Great start to the week as the guy from the electric company -- not my pal Lutz, whom I wrote about earlier, unfortunately, but another guy with such a thick Berlinisch accent I could barely understand him, and a rough no-bullshit demeanor -- showed up first thing yesterday morning and presented me with a demand for €368.26, which includes a fee of €42.55 for his visit. This all has to be paid before 8am on Thursday or they'll shut off my power. I know they'll do this because no sooner had I sat down with my morning coffee and started trying to puzzle this out than the doorbell rang again and the guy was back. "This has nothing to do with you," he said, "but do you know Mosig on the third floor? Is he ever around?" I'm not sure whether Mosig is the hawk-faced looking guy with the really bad toupee or the gangly 40-ish surfer dude. But one of the first rules of Berlin is never tell the bastards anything, so I said I had no idea. "Do you have a key to the cellar? I have to shut him off if he's not going to answer his door." I told the guy I didn't -- a lie -- and referred him to the Hausmeister across the way. Another lucky thing: I can't pronounce the odd Slavic name our Hausmeister has, nor do I know his first name (although we're on first-name terms).
Now, as I sat last night, reading by an electric light-bulb, I realized that if the power goes, so does my ability to cook, wash, read, and use the computer. Clearly, I cannot do without electricity. But the guy had just picked a bad time to come see me: It was still 4th of July weekend in America, and although I've got more than enough on the way to pay the electric bill (as well as to hack away a bit at my 10-months-overdue rent), I won't be able to reach anyone in the States for another couple of hours, and today is almost gone. This leaves me with Wednesday, tomorrow, to get all of this done: maybe find a little money somewhere, negotiate with the power company (which involves a long, long hike, but at least, unlike the phone company, you can negotiate with them), and -- oh, yes -- I have a couple of articles due.
What I find really amusing is the reaction of some of the people I know in the States. They simply can't believe that I'm losing my electricity. I've had a couple of e-mail exchanges with one friend who blithely ignores it in his suggestions for things I can do. Others just dismiss it with a brusque "Oh, you're not going to lose your electricity!" Well...tell that to this guy who was at my door this morning. What they mean is, I can't believe a guy who I hear on NPR and who writes for all these magazines (although I can't remember which ones, exactly) and who I've been reading for years isn't able to pay his bills. But the NPR work is, like all my work, not steady. I provide what I provide on demand, and sometimes the demand slows down.
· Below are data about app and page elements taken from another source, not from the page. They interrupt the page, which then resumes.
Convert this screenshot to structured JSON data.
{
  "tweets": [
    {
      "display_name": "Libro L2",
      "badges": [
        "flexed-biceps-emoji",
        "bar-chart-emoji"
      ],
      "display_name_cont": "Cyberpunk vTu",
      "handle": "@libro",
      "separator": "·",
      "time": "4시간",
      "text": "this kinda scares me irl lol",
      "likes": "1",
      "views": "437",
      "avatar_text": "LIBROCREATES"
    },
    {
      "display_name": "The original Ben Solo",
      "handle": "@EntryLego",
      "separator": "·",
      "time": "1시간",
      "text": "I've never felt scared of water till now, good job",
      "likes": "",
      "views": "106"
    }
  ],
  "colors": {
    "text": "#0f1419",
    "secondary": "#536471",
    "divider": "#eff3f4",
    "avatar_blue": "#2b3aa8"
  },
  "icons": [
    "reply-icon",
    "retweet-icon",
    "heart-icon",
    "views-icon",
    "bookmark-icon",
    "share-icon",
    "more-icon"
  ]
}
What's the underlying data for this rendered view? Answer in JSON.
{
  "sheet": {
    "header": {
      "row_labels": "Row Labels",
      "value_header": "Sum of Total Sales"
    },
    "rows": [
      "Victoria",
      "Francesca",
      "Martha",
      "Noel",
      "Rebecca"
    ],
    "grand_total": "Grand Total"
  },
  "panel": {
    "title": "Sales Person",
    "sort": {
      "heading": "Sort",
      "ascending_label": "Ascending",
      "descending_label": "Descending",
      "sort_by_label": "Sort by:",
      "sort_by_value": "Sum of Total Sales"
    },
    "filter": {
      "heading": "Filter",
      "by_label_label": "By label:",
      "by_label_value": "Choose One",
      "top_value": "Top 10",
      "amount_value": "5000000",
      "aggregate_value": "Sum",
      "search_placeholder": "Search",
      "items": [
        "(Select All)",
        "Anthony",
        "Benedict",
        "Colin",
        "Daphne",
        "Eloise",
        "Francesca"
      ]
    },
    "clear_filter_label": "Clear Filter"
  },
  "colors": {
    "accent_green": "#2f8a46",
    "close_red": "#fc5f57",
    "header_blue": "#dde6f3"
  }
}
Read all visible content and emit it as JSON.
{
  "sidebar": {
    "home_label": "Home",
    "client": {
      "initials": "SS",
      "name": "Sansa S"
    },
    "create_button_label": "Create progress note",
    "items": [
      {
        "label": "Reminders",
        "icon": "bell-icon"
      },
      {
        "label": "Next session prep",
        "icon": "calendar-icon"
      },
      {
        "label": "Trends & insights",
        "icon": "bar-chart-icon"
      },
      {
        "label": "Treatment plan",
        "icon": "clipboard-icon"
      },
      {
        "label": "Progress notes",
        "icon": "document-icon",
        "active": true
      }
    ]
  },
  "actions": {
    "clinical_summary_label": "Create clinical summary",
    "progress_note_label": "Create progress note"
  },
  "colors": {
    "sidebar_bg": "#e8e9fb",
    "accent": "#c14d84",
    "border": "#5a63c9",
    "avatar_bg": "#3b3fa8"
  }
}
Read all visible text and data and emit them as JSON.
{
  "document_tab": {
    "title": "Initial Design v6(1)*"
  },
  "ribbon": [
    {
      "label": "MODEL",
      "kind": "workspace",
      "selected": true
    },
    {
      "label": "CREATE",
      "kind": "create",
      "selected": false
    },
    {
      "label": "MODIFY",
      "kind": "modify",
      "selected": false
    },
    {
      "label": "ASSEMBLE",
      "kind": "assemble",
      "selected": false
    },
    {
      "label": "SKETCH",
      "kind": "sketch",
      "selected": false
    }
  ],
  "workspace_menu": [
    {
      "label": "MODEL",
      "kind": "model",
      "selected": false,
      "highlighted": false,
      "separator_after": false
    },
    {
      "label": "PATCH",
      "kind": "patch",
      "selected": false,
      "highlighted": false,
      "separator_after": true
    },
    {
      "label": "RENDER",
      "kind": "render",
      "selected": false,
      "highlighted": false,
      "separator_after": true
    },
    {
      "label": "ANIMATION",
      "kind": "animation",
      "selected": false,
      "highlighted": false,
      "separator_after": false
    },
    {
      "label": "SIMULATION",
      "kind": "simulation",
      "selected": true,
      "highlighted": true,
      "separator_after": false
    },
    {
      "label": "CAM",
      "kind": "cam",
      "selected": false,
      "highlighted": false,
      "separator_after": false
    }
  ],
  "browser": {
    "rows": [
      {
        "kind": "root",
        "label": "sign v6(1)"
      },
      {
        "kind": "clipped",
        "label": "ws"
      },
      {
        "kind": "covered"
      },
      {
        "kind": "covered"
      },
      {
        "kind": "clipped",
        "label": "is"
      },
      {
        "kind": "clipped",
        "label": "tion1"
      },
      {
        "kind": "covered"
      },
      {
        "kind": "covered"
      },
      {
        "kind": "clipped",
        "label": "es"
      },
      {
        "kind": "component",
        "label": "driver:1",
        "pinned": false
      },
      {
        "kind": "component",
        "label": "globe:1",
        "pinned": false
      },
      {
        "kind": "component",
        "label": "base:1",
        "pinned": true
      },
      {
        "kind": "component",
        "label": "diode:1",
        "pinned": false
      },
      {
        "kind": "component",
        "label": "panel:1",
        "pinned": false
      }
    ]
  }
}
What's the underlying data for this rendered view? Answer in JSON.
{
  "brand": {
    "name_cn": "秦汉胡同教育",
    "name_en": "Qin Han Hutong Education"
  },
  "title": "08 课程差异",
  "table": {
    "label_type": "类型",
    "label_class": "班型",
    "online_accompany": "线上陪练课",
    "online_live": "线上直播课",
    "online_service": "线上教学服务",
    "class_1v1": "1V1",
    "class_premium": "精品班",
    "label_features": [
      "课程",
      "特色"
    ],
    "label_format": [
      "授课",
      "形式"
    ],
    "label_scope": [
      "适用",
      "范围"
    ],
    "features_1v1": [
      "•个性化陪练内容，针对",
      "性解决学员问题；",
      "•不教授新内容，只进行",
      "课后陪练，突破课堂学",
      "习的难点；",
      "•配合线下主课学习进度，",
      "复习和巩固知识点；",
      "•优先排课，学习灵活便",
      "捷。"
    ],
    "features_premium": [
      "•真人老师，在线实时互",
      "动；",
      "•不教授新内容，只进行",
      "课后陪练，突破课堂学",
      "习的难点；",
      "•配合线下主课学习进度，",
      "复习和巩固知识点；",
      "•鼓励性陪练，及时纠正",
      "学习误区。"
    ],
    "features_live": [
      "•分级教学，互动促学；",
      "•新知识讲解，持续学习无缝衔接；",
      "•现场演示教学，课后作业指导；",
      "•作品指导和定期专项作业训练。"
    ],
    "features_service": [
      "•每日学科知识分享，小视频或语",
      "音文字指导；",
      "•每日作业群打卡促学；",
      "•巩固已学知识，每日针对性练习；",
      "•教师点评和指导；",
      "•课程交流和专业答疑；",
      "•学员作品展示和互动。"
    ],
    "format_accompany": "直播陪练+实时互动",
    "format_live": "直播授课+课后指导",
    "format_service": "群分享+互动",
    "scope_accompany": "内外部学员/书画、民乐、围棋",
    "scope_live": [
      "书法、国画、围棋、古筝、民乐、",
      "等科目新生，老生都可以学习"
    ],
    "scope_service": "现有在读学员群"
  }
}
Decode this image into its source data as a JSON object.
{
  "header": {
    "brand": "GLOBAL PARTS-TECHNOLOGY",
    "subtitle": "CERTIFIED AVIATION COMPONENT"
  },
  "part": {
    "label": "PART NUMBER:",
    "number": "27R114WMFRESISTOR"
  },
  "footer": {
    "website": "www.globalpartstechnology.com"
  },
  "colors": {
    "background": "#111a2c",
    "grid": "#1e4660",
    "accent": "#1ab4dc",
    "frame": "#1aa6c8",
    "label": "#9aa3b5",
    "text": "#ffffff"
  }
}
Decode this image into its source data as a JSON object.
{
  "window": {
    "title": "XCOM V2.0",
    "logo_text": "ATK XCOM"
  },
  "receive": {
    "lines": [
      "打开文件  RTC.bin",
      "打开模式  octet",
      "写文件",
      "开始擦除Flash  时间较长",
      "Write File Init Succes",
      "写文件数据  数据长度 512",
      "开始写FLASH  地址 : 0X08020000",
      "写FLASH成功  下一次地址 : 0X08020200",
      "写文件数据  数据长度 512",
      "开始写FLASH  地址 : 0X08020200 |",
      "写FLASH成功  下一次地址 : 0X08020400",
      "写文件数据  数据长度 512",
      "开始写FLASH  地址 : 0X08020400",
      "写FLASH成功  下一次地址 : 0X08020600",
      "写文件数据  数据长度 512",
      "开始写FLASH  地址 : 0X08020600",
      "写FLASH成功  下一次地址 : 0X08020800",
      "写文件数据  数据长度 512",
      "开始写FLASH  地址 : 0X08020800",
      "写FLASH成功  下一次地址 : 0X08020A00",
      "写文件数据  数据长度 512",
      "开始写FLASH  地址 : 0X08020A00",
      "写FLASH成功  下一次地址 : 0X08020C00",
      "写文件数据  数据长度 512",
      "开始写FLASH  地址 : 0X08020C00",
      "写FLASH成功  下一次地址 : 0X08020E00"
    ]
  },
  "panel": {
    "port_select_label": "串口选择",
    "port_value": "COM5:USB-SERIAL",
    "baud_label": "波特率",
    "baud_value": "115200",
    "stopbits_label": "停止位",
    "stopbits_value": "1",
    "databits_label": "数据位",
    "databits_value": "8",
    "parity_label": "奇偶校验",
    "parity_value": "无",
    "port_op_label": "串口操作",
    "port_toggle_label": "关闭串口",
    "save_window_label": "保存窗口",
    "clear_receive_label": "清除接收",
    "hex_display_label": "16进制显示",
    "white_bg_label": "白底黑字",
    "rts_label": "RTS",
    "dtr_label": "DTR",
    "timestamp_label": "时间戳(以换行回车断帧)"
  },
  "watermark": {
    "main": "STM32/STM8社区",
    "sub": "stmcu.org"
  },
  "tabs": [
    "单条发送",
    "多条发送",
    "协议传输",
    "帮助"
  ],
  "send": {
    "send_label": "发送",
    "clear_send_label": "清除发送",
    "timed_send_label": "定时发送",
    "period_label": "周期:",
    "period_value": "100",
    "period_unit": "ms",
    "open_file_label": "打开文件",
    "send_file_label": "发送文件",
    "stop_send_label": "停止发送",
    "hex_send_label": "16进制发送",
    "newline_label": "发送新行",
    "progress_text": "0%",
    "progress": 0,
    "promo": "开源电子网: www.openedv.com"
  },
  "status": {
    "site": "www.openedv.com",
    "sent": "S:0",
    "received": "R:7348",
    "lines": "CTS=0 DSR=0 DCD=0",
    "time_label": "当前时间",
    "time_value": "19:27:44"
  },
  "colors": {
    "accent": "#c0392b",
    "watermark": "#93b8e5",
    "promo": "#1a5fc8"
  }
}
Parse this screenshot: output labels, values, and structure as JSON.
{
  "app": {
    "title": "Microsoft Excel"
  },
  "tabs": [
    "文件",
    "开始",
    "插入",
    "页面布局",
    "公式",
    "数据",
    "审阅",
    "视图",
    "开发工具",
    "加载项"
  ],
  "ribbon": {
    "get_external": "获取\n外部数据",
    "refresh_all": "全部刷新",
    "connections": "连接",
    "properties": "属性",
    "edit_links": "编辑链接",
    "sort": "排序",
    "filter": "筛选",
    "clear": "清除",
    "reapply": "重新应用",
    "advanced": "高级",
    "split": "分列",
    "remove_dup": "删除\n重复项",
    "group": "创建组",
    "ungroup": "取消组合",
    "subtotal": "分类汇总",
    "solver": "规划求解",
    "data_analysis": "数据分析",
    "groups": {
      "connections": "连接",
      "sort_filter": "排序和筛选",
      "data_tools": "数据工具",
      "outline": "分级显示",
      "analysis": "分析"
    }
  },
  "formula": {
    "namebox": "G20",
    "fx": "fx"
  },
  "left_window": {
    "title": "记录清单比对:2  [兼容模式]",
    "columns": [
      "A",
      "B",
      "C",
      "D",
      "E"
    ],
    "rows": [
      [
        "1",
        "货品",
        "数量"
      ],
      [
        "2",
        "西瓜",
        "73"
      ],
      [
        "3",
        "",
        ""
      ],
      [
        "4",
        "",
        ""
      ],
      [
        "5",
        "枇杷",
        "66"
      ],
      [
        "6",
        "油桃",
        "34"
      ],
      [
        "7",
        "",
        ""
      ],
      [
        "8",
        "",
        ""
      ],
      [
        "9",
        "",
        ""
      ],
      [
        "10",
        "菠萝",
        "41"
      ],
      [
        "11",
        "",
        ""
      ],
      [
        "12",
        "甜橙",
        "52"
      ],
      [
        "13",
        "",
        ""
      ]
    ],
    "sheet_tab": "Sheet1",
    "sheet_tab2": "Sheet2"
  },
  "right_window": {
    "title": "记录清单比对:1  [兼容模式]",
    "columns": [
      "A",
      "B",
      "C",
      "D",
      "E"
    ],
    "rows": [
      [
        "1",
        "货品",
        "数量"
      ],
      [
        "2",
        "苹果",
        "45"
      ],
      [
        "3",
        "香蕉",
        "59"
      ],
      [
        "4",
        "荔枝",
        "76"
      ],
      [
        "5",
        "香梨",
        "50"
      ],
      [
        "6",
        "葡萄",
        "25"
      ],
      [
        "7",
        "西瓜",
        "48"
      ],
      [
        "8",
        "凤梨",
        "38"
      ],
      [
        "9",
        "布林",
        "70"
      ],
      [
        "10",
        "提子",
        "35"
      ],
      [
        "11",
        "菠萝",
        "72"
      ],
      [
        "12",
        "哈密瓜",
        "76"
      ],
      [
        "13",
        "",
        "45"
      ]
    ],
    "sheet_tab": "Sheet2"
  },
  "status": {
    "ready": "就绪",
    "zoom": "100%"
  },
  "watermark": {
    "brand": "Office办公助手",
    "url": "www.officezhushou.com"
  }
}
And sometimes it's just bad luck: I did a piece of work in May for a local magazine here. They've finally gotten to the billing process, and it's a couple of hundred Euros. But...they want a tax number. I don't have a tax number because I'm not eligible for one. Oh, but there's some new ruling, and the woman has to talk to this one guy (and he'll confirm what I said), but he's been sick at home for the past ten days and they don't know when he's coming back in.
And there's another thing: you Americans! You continue to deal with these paper checks! You actually put them in the mail! I'm looking, right now, at a check that would go a long ways towards solving the most immediate problems I have, except for two things: it's in dollars, and my bank won't accept paper checks. So I don't know whether to frame this or try to cook it, because that's the other thing that's going on: as of tonight's rather meager dinner, I'm going to be completely out of food, too.
There's money coming in. If I can only hold on for another 48 hours, get this snafu with the power company straightened out, and maybe bum ten bucks off someone, this'll turn out okay.
But constantly having to deal with this stuff just takes energy away from what I'd rather be doing. Which is writing my way out of this city.